Skip to Content

View site list

Profile

Government

Saskatchewan hits companies hard with safety fines

JOC News Service
Saskatchewan hits companies hard with safety fines
Three Saskatchewan companies pleaded guilty to occupational health and safety violations in a Saskatoon provincial court last month for failing to ensure workers were using necessary safety equipment. The province is reminding workers and employers to identify hazards and develop safety measures to prevent injuries. -

PRINCE ALBERT, SASK. — Saskatchewan is cracking down on construction companies for safety violations.

Three Saskatchewan companies pleaded guilty to occupational health and safety violations in a Saskatoon provincial court last month for failing to ensure workers were using necessary safety equipment.

Another company pleaded guilty to failing to keep a worker safe while operating a machine.

Cactus Roofing Ltd., Xray Roofing Inc. and Michael Groulx of Mico Construction all pleaded guilty to failing to ensure workers were wearing approved industrial protective headwear or a proper fall protection system.

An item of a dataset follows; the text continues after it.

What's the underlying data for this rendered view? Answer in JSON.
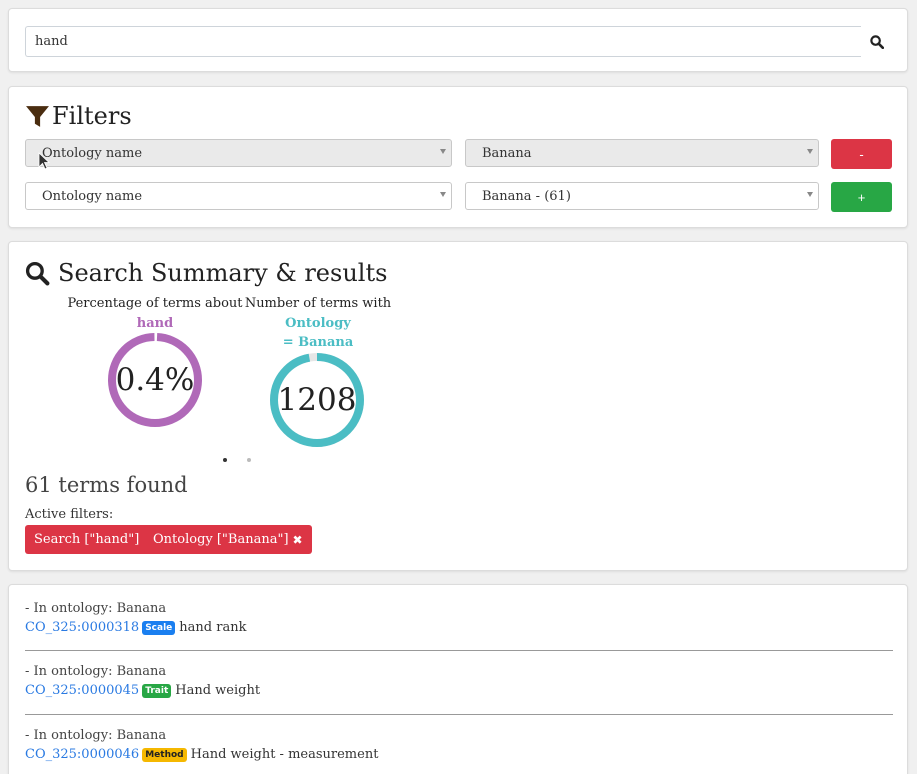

They were fined $4,200, $2,800 and 2,800 respectively. In each case an occupational health and safety officer saw workers not using safety gear. There were no injuries reported.

A wood supplier was also fined this month after a worker’s hand was severely injured in a machine.

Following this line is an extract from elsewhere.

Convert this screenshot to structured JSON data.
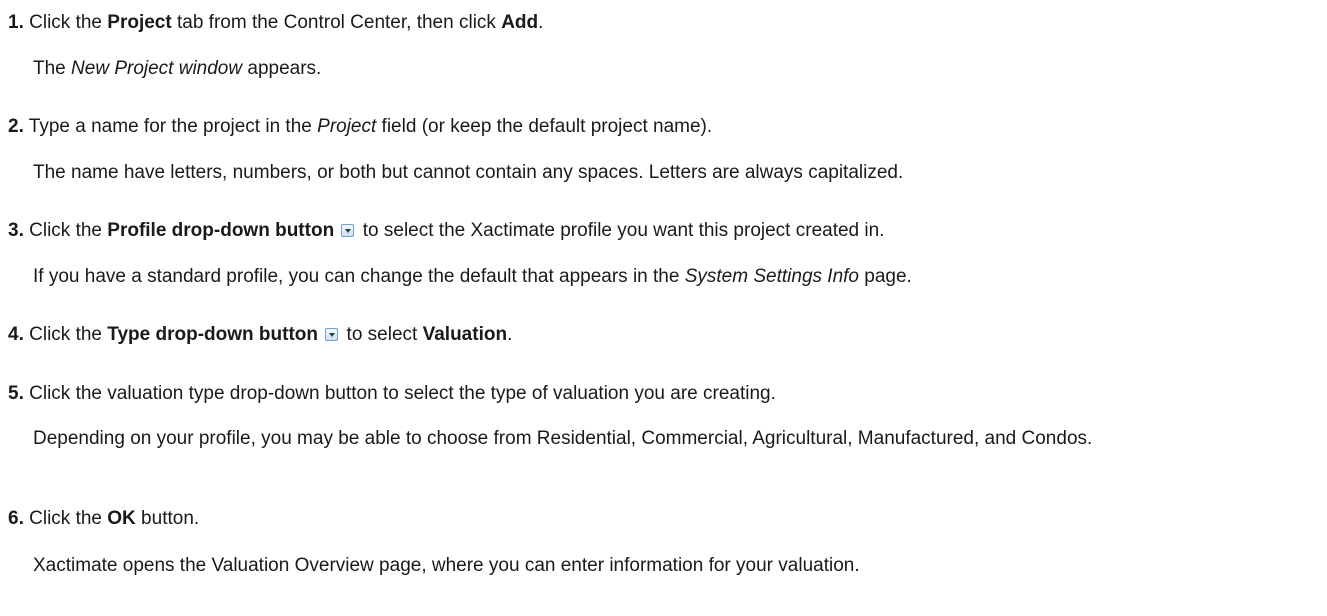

Aallcann Wood Suppliers Inc. must pay $40,000 after pleading guilty to one occupational health and safety violation in a Prince Albert provincial court.

The company was charged with failing to ensure that before a worker undertakes the maintenance, repair, test or adjustment of a machine, that the machine is locked out and remains locked out during that activity.

Three additional charges were stayed in court.

The charges were filed after an incident in 2015 near Prince Albert.

A worker was removing debris from a wood peeler and had several fingers severed after coming into contact with the rotating teeth.

According to WorkSafe Saskatchewan, the hand is the most common place for an injury.

The province is reminding workers and employers to identify hazards and develop safety measures to prevent injuries. Common hand hazards include chains, gears, rollers, wheels, transmission belts, spiked or jagged tools, cutting tools, or processes that involve shearing, chopping or crushing.

Recent Comments

comments for this post are closed

You might also like